⟨
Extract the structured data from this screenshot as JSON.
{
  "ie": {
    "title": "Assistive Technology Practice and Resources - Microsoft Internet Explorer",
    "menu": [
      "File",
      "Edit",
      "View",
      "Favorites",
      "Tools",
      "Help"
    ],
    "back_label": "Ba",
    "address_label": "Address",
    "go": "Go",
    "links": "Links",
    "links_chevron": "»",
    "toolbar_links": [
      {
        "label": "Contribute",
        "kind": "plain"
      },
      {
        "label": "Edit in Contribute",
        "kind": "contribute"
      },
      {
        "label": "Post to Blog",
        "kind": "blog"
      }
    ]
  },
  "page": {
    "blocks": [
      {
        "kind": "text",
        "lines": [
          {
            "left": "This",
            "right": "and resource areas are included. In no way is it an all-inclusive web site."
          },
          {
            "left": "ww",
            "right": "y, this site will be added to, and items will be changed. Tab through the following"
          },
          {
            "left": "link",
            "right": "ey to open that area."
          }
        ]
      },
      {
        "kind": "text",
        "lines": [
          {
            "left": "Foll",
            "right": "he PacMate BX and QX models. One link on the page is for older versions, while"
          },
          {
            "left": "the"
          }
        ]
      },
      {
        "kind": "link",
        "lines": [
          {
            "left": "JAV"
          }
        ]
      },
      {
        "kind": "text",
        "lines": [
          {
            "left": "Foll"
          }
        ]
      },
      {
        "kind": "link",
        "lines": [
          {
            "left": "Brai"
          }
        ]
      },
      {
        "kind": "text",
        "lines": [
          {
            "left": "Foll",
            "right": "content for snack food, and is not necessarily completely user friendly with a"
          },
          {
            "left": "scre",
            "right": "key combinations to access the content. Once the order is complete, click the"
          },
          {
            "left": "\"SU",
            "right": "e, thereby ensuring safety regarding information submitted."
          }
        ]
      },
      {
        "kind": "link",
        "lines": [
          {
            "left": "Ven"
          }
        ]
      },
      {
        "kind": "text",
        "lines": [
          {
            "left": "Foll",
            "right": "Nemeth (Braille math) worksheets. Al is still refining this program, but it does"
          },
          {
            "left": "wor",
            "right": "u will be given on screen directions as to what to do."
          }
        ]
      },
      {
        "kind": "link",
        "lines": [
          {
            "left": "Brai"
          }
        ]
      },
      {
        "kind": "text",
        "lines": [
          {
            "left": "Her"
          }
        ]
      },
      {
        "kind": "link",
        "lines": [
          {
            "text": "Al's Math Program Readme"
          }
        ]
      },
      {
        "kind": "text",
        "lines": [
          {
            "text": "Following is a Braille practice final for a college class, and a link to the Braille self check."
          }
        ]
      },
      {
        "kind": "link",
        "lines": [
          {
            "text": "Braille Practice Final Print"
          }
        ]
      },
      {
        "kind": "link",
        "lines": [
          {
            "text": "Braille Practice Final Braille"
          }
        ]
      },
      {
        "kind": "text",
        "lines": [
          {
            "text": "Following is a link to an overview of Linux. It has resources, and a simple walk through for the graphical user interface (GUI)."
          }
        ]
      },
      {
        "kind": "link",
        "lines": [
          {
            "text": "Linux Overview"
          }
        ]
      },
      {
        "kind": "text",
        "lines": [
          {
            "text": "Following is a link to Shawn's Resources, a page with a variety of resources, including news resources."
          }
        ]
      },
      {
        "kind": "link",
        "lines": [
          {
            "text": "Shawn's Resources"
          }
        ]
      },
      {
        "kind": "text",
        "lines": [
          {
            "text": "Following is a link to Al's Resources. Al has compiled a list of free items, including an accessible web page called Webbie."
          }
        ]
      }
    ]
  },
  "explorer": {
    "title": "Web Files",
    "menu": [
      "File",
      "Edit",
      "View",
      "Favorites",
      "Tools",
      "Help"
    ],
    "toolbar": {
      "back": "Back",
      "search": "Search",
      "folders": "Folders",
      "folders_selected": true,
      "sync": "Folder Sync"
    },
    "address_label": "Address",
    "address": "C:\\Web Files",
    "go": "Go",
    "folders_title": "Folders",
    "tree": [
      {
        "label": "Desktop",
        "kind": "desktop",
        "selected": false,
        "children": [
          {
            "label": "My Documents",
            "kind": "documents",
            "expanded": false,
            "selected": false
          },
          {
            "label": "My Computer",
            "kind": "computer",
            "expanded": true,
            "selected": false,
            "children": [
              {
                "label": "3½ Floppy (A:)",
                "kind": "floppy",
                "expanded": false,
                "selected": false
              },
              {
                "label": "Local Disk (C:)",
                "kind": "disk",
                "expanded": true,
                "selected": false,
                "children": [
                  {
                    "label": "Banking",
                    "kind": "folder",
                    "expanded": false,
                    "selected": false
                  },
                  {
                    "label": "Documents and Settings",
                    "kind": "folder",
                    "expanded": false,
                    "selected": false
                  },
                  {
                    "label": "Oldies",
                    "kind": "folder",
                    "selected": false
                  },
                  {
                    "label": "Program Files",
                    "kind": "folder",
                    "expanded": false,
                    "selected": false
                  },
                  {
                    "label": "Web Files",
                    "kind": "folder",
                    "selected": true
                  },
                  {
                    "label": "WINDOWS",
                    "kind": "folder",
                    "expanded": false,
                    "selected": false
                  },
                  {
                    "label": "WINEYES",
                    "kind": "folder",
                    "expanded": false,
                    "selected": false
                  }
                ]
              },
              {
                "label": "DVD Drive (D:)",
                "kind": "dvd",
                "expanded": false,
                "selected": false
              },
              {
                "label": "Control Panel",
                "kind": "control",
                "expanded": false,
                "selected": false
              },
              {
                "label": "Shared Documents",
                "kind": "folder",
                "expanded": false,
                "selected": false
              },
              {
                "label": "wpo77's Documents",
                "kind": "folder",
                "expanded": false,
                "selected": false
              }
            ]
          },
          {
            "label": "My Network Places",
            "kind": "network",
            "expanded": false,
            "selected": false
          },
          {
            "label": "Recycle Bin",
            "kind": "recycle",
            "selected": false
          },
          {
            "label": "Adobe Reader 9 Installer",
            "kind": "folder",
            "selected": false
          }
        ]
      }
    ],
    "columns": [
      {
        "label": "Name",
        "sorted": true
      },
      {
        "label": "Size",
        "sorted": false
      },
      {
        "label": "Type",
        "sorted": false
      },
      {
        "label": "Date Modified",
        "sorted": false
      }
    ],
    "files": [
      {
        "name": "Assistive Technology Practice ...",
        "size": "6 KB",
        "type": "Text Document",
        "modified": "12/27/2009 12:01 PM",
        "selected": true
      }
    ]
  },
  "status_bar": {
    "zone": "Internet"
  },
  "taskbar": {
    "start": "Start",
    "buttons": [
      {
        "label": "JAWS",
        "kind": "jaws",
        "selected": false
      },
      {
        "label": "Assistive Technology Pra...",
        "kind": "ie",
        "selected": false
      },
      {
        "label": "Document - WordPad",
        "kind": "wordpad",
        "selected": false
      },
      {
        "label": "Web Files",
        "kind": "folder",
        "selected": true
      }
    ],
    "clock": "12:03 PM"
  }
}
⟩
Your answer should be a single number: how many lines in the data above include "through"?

**OUTPUT OF THE EXERCISE:**
2